Typically, there would be a push to plant more seedlings to capitalize on the boom, but many growers are prisoners to the rain and can’t afford to hire more hands, use more fertilizer or buy the necessary chemicals to ward off black pod.
The soil on Samuel Addo’s 12-acre plot in Suhum district, Ghana—about 65 kilometers (40 miles) north of the capital, Accra—has a sandy consistency, making it a bit more difficult to grow cocoa even in the best conditions.
After a heavy downpour, nearly every tree sprouted a pod that was either rotting or turning black. The only way to tame the spread is for Addo to spray his buds, called cherelles, every two weeks, but that expense is out of reach.
“It’s never attacked my farm this bad since I started farming cocoa,” Addo, 52, said. “What I’m earning is not enough to invest back into the farm.”
The El Nino weather pattern could trigger more hardship ahead as dry conditions typically set in across West Africa. Global output hasn’t met demand for the past two seasons, and it’s expected to stay that way for several more years, Abubakar said.
“The supply response will not be instant,” he said. “It will take time for higher prices to boost production.”
Plus, deforestation regulations coming from the European Union—a major hub for West Africa’s crop—are likely to escalate costs as beans are tracked through the supply chain.
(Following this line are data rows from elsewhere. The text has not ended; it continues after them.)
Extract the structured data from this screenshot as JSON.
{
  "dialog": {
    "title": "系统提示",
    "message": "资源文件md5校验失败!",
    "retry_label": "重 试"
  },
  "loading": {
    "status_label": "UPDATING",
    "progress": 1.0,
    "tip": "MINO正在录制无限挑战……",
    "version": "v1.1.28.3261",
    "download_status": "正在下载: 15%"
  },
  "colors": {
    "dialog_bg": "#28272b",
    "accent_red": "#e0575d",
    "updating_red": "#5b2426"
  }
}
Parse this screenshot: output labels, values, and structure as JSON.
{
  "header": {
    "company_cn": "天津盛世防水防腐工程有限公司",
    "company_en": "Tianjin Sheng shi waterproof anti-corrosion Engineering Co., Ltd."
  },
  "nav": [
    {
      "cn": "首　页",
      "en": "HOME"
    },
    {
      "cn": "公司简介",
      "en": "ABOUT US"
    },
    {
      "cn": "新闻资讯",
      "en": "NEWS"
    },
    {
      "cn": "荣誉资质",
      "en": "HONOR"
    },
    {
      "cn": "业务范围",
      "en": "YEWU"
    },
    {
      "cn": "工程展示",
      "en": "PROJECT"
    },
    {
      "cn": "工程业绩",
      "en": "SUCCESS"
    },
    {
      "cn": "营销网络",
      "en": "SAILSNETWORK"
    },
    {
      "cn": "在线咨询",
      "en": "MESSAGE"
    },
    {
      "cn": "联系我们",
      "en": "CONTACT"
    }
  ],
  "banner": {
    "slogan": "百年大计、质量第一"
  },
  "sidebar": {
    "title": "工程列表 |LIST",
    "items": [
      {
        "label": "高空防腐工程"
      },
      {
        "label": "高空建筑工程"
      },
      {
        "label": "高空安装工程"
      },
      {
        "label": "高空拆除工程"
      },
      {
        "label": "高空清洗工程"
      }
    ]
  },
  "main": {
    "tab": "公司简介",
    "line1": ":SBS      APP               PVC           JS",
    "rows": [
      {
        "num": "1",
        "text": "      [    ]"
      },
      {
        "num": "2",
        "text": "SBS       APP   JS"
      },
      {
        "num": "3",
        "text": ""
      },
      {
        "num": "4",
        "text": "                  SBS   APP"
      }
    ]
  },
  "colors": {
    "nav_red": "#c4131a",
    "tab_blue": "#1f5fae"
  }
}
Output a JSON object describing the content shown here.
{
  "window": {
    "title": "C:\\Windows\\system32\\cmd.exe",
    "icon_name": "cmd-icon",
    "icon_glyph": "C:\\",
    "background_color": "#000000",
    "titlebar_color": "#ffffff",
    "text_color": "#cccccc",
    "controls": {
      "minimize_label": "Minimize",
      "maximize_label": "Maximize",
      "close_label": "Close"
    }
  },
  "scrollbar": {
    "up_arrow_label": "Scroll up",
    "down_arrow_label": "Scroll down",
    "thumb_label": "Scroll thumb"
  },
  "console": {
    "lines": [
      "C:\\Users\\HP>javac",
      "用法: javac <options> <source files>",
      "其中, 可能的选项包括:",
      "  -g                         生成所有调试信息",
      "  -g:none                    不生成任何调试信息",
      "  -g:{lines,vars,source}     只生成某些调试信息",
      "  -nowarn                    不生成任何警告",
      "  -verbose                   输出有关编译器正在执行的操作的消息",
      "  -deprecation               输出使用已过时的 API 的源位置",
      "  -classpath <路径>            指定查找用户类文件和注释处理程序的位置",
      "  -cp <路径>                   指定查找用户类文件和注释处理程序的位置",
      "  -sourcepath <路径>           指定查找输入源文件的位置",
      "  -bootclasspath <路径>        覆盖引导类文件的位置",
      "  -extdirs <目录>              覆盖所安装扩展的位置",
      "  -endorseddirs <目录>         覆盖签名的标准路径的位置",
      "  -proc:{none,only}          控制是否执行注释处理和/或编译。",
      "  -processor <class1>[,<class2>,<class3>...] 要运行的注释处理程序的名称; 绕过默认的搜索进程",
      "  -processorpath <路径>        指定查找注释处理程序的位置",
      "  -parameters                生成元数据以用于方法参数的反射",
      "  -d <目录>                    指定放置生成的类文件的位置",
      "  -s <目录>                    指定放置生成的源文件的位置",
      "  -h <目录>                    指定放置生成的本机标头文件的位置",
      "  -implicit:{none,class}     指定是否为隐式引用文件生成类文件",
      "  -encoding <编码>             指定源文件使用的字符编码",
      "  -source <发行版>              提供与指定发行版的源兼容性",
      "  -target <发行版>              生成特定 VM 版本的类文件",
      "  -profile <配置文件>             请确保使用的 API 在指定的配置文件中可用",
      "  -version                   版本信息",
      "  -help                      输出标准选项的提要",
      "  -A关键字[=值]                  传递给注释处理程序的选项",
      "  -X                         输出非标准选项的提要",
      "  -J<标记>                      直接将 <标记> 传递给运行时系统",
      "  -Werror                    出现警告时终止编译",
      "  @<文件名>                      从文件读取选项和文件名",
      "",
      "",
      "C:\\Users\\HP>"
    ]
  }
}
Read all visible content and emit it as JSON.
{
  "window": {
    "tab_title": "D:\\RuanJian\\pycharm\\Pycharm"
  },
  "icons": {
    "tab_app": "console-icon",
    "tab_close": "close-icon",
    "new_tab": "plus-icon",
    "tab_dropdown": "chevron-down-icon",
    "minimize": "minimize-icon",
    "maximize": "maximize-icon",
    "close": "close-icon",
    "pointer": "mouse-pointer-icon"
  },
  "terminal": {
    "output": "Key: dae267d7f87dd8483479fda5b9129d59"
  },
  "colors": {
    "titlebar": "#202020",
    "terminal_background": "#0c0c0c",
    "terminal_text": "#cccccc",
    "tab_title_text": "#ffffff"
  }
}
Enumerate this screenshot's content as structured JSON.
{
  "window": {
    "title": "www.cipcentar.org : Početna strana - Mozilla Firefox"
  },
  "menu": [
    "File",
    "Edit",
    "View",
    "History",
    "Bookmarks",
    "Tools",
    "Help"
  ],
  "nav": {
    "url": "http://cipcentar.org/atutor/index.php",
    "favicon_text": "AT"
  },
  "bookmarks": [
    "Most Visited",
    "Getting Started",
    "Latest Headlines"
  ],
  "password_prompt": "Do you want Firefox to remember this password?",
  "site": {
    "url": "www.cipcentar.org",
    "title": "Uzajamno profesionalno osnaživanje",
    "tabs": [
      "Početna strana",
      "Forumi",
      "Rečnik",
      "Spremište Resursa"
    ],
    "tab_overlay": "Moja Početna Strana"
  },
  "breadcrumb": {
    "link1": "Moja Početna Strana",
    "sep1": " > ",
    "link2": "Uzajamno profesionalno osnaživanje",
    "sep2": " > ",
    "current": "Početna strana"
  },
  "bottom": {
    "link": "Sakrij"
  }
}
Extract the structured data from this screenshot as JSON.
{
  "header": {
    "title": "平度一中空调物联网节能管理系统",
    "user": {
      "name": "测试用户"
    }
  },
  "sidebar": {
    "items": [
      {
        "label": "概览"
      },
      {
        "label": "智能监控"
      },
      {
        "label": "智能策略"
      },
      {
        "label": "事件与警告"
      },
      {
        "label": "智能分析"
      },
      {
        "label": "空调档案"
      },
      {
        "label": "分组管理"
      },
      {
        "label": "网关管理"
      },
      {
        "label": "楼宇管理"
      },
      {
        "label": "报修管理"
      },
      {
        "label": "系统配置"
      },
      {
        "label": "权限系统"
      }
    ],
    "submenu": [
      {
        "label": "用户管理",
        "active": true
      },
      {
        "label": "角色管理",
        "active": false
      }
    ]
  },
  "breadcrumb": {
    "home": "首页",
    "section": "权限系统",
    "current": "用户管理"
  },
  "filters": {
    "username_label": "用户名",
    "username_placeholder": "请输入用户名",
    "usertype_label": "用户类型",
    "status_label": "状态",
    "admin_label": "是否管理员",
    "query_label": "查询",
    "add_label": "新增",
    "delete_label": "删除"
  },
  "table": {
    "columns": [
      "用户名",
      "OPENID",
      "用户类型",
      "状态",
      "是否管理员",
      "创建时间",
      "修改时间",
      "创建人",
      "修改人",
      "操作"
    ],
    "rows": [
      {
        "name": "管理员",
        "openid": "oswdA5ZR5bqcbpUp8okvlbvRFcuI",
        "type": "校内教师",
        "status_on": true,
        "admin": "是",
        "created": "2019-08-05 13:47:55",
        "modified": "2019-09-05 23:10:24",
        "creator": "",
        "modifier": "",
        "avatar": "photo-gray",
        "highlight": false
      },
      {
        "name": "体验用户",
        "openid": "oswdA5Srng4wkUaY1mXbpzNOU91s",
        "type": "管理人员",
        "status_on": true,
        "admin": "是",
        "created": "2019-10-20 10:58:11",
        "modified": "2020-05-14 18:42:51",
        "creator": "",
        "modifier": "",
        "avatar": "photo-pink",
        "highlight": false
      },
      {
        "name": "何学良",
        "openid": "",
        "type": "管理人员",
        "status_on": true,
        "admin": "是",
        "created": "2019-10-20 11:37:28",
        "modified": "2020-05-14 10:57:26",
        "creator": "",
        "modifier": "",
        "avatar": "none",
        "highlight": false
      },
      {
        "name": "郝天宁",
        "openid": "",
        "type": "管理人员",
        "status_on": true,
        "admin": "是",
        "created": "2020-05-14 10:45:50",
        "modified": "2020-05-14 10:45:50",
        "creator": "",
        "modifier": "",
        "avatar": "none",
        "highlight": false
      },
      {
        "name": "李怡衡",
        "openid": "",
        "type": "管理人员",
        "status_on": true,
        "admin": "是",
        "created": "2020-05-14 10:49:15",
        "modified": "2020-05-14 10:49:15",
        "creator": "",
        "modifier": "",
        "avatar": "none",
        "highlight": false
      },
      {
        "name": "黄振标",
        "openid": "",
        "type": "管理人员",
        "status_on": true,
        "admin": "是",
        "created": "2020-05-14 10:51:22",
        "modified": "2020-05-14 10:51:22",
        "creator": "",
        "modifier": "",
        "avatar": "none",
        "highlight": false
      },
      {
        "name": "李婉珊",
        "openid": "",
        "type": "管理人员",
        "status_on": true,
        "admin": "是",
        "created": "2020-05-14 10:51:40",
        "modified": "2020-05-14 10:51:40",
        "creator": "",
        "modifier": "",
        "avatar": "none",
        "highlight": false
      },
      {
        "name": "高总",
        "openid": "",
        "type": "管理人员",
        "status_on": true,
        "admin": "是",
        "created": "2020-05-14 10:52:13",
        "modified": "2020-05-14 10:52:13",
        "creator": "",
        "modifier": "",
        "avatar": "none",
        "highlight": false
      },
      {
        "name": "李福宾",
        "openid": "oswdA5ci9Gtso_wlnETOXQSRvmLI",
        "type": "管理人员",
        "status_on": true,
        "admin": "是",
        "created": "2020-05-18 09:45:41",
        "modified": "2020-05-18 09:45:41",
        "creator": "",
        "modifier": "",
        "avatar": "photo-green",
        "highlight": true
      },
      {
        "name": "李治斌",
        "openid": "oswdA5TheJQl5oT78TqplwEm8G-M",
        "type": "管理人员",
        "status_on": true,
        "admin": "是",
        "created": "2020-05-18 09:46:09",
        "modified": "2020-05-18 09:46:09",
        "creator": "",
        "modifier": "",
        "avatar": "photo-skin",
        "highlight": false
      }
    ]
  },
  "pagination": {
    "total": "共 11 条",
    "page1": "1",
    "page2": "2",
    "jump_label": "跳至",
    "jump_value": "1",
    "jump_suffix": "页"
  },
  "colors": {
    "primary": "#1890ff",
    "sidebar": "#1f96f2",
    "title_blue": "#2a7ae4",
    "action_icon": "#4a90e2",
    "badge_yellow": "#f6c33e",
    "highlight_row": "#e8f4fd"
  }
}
At this time of the year, processing plants in San Pedro, Ivory Coast’s main export hub, should be running at full tilt to clean, fumigate and pack the beans into 65-kilogram (143-pound) jute bags ready for shipment.
Yet total port arrivals in the season that started Oct. 1 total 479,449 tons, compared with an estimated 707,200 tons a year ago. That’s a 32-percent drop.
The dearth of supply forced Societe Ivoirienne de Transformation de Produits Agricoles, which can process more than 1,500 tons a day, to idle one of its machines the day a Bloomberg reporter visited.
The exporter is receiving about 20 cargo trucks daily, compared with about 24-26 trucks a year ago. The artery to the cocoa basket—a rugged road to begin with—is now pocked by holes brimming with rainwater, making the journey even more treacherous.
\The National Federation of Dockers, which represents workers in Ivory Coast’s main ports, said this season has been abnormal. During a recent week, it counted 29 trucks in San Pedro and 32 in Abidjan, compared with 70 and 61, respectively, a year earlier.
“The flow of cocoa harvest arrivals is very low,” the federation said in an email. “Members who are usually very busy unloading cocoa bags from trucks have been redeployed to other jobs.”
The challenging climate and low pay are prompting some farmers to give up their beans in favor of other commodities, notably rubber and gold.
N’Guessan’s farm in Soubre, Ivory Coast’s cocoa heartland, is about a seven-hour drive from Abidjan. In recent years, vast rubber plantations sprung up around him to satisfy demand for tires, hoses and other products.
Rubber trees need less maintenance, and Ivory Coast is now the top producer in Africa.
“Many planters have abandoned cocoa,” he said.
In Ghana, the lure is gold. Artisanal mining accounts for about a third of the country’s output, and farmers talk about companies persistently offering them large sums of money to give up their land.
A ride through the nation’s cocoa belt finds many plantations replaced by what are known locally as galamsey.
“There is a myth that cocoa farms are often sitting on gold-rich stones,” grower Michael Acheampong said, looking at the mine next door. “Some farmers cannot resist the allure of quick money.”
The Cote d’Ivoire-Ghana Cocoa Initiative was created by both nations to dim that luster. The cartel’s purpose is to raise prices paid to farmers, saying they haven’t covered the costs of production or guaranteed a living wage for decades, Executive Secretary Alex Assanvo said.
“If farmers see high prices today and a lower price is given to them, how do we see farmers continue growing cocoa?” he said. Bloomberg News